A verbatim copy of the data below is the required output.

Excerpts from an interface dataset:
------------

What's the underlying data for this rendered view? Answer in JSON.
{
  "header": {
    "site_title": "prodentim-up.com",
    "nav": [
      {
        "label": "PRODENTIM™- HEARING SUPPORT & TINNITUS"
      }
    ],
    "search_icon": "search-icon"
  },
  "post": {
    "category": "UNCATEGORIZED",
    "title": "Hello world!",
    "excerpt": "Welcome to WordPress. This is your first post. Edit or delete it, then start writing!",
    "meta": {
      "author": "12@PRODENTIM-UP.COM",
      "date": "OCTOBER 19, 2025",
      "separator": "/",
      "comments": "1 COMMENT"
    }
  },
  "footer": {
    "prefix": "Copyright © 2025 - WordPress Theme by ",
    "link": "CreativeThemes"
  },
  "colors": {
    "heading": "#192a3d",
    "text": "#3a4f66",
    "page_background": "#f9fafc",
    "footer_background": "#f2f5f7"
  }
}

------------

RESULT OF THE TASK:
What's the underlying data for this rendered view? Answer in JSON.
{
  "header": {
    "site_title": "prodentim-up.com",
    "nav": [
      {
        "label": "PRODENTIM™- HEARING SUPPORT & TINNITUS"
      }
    ],
    "search_icon": "search-icon"
  },
  "post": {
    "category": "UNCATEGORIZED",
    "title": "Hello world!",
    "excerpt": "Welcome to WordPress. This is your first post. Edit or delete it, then start writing!",
    "meta": {
      "author": "12@PRODENTIM-UP.COM",
      "date": "OCTOBER 19, 2025",
      "separator": "/",
      "comments": "1 COMMENT"
    }
  },
  "footer": {
    "prefix": "Copyright © 2025 - WordPress Theme by ",
    "link": "CreativeThemes"
  },
  "colors": {
    "heading": "#192a3d",
    "text": "#3a4f66",
    "page_background": "#f9fafc",
    "footer_background": "#f2f5f7"
  }
}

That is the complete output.